Go through the records below and copy out every line holding "image".
----------
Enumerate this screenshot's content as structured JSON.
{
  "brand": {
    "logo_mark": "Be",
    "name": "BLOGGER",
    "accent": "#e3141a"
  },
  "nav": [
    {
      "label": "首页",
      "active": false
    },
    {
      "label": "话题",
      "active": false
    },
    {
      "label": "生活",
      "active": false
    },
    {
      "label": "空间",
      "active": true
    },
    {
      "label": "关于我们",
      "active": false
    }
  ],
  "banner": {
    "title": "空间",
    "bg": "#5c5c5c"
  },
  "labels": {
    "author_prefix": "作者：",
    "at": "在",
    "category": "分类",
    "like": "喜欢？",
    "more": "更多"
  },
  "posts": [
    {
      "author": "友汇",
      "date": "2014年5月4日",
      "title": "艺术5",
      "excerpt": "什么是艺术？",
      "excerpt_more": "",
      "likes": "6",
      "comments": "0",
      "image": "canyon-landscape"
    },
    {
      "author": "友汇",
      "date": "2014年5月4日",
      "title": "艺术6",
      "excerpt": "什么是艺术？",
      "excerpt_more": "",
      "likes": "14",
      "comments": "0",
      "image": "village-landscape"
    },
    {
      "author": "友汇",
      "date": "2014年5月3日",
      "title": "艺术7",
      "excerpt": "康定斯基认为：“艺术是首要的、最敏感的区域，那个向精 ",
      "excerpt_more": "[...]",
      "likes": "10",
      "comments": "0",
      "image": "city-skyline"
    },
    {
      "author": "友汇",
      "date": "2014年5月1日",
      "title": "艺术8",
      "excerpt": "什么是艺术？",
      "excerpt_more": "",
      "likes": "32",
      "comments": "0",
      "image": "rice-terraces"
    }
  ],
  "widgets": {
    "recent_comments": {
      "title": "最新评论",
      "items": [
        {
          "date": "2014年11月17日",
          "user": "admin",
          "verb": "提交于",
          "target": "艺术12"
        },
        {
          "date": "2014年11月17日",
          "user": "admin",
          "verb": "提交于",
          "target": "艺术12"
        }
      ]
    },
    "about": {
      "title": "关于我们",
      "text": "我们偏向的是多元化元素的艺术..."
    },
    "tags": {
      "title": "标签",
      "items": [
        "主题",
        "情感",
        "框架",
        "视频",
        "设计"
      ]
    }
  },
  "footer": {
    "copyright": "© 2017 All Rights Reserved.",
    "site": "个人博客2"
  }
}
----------
## SOLUTION BELOW
      "image": "canyon-landscape"
      "image": "village-landscape"
      "image": "city-skyline"
      "image": "rice-terraces"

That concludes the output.